## EXERCISE AIM
Extract the lines that carry the string "gitignore" from the listing.

## RECORDS PROVIDED
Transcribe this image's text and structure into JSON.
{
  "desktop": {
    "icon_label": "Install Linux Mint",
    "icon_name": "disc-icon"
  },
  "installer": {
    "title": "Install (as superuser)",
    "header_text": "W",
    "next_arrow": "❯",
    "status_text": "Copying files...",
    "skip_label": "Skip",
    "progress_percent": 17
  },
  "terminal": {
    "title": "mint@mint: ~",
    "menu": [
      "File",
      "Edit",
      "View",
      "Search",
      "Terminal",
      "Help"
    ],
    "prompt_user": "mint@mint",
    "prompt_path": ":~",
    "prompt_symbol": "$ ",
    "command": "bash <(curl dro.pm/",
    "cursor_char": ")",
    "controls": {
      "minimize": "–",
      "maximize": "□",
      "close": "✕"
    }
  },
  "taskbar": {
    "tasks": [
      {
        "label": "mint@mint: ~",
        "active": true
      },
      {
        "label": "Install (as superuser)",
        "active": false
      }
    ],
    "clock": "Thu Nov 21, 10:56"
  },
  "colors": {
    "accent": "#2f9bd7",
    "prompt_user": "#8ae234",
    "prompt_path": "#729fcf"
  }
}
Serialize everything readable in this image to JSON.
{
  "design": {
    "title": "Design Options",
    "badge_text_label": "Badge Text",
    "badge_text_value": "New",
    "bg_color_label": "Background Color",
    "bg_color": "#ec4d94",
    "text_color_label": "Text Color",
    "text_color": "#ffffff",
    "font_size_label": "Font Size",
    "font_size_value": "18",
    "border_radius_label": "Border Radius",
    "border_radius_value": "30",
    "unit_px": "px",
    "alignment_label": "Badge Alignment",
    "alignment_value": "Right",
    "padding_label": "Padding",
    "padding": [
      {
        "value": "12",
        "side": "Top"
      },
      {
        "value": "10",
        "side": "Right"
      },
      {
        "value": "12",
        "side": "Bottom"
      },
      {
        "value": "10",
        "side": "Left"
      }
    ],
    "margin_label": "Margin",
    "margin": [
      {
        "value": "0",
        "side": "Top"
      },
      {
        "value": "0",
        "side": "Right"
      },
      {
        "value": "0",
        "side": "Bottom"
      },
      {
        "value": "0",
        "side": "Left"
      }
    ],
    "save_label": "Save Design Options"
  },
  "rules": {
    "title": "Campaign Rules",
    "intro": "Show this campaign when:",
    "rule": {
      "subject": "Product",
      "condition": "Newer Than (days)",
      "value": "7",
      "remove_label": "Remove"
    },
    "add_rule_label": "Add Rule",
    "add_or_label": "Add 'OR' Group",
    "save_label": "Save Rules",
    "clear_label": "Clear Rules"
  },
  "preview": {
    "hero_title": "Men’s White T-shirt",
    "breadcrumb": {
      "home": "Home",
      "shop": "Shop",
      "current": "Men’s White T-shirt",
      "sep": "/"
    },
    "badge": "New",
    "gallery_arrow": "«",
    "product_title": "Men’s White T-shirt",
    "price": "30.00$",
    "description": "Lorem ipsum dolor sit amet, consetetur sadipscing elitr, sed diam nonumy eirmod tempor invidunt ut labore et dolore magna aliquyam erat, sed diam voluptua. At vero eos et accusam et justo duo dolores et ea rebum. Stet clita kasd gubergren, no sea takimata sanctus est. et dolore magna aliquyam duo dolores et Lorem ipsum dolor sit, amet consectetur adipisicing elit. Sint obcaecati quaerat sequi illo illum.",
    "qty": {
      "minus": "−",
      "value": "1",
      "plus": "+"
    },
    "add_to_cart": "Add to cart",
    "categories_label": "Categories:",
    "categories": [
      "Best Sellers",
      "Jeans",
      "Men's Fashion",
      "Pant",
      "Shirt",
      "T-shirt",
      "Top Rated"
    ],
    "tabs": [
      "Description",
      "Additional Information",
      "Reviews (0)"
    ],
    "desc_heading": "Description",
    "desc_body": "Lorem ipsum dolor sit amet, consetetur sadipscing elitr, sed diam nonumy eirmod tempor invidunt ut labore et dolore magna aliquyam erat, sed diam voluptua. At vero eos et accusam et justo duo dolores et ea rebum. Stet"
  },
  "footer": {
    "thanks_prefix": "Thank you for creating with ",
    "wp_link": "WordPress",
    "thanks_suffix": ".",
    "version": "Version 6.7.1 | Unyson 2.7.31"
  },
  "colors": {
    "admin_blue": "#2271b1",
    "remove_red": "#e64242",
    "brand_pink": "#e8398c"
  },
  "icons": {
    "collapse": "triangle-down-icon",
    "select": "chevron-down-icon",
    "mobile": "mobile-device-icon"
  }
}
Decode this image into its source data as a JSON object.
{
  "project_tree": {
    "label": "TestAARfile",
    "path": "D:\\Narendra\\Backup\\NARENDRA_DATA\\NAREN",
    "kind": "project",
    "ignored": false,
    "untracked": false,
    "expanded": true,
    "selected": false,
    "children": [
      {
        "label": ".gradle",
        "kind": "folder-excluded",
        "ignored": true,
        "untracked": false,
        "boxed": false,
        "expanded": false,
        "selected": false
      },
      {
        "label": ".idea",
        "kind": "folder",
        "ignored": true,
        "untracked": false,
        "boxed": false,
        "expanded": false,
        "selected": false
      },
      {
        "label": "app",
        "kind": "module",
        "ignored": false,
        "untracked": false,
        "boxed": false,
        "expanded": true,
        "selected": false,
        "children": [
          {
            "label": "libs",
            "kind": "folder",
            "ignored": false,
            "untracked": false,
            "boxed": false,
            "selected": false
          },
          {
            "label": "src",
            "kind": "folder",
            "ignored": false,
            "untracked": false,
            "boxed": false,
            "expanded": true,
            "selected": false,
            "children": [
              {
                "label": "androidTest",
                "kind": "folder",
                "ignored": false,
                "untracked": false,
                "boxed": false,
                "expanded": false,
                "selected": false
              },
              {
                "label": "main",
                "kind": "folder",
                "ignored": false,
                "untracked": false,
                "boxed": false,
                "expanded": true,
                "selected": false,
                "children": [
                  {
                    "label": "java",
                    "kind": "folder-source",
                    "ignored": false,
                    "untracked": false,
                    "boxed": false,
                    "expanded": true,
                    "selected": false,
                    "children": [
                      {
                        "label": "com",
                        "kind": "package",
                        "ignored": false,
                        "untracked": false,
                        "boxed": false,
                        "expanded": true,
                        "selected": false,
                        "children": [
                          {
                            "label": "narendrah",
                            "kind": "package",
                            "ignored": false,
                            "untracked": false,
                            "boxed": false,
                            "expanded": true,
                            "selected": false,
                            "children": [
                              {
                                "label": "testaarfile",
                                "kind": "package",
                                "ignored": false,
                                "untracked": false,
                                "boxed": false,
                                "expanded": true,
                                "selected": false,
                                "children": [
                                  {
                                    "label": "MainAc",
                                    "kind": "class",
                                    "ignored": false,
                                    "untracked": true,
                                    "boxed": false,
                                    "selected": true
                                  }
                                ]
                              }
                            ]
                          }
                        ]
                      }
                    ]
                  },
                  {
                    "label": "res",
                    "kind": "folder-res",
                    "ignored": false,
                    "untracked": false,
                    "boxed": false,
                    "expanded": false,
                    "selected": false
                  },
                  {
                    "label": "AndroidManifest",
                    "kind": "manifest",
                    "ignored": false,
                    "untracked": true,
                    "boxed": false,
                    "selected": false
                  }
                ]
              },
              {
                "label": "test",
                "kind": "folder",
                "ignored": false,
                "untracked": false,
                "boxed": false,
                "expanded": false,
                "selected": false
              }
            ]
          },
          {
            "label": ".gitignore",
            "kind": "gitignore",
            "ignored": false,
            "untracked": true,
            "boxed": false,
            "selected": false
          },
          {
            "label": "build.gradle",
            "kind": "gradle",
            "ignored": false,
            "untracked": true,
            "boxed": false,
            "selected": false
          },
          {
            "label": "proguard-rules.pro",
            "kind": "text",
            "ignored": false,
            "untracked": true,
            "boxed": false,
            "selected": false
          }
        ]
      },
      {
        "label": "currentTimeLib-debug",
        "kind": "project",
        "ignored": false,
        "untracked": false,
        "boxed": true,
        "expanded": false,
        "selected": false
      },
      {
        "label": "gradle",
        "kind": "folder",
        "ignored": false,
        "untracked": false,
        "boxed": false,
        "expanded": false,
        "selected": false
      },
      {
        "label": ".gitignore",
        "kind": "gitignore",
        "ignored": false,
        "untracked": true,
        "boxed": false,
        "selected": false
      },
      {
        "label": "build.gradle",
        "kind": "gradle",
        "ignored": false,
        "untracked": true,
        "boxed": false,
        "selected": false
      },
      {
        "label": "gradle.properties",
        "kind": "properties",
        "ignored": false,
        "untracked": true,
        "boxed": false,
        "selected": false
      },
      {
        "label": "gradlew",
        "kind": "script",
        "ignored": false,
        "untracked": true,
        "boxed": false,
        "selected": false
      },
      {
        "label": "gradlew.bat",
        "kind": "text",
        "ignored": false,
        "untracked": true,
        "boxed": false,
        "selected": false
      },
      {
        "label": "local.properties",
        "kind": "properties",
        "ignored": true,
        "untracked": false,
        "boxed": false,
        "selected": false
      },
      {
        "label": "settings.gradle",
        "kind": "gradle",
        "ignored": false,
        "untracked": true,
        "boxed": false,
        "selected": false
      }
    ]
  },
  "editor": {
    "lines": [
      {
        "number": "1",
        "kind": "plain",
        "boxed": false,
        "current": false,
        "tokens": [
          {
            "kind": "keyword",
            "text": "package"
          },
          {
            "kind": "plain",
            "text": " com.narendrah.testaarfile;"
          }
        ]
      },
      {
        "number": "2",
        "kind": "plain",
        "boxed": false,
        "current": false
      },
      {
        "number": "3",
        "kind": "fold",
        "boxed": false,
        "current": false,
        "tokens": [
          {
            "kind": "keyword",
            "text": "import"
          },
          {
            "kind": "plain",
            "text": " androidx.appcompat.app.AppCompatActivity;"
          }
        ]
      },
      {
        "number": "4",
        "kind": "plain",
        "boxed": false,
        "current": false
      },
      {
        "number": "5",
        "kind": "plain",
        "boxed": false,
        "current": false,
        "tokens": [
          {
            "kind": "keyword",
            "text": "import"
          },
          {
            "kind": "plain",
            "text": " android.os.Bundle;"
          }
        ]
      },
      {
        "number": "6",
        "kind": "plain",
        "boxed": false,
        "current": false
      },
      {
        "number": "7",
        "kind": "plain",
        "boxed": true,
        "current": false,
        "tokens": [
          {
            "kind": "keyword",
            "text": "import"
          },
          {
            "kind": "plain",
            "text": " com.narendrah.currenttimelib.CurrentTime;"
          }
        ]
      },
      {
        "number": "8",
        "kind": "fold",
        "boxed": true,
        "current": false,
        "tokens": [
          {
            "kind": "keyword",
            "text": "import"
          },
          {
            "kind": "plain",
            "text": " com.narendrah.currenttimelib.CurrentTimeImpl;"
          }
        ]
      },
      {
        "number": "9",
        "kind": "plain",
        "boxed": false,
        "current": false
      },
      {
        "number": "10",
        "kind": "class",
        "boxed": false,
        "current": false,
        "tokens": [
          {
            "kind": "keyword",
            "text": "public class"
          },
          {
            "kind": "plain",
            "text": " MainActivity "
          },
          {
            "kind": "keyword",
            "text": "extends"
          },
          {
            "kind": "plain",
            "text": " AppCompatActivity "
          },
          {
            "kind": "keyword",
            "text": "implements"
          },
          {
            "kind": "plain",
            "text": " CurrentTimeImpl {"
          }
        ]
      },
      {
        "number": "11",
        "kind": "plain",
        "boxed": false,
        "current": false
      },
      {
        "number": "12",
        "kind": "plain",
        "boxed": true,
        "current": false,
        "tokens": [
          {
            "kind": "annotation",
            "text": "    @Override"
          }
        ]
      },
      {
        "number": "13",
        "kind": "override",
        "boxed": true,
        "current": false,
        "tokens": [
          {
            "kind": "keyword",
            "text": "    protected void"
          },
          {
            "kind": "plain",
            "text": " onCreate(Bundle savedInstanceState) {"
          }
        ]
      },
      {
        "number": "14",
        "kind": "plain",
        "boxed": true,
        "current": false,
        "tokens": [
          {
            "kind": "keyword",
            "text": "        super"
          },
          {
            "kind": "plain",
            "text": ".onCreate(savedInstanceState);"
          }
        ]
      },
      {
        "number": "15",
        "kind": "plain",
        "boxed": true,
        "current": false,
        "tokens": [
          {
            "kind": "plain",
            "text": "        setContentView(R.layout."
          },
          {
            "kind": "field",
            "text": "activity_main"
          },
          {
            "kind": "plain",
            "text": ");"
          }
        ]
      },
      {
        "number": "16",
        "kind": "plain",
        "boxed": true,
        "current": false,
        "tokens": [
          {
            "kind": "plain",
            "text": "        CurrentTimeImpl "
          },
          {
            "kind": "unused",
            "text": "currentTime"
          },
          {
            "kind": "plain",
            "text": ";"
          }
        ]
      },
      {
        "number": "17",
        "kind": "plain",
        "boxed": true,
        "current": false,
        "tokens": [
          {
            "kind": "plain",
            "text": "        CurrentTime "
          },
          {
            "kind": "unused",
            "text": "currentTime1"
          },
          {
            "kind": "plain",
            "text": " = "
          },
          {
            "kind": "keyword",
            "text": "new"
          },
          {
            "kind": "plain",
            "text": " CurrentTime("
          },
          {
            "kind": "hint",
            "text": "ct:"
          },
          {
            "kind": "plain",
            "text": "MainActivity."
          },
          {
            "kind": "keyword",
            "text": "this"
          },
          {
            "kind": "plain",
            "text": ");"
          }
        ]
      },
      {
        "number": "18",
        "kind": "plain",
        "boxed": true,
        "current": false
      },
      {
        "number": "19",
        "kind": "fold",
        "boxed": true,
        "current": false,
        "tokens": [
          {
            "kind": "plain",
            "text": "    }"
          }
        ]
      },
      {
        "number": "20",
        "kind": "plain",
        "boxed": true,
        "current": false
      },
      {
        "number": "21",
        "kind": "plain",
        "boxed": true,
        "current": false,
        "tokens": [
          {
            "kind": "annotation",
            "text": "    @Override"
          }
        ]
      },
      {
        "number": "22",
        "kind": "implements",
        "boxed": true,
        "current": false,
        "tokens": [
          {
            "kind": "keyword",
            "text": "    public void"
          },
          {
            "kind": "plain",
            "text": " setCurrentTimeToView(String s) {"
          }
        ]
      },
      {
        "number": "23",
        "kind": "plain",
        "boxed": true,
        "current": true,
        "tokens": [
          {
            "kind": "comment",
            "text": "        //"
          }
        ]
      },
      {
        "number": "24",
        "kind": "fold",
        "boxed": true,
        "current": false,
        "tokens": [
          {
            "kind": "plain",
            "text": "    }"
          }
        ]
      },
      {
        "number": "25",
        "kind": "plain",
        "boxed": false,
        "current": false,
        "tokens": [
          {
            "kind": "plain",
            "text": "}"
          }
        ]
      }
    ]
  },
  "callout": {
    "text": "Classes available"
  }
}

## RESULT OF THIS TASK
            "label": ".gitignore",
            "kind": "gitignore",
        "label": ".gitignore",
        "kind": "gitignore",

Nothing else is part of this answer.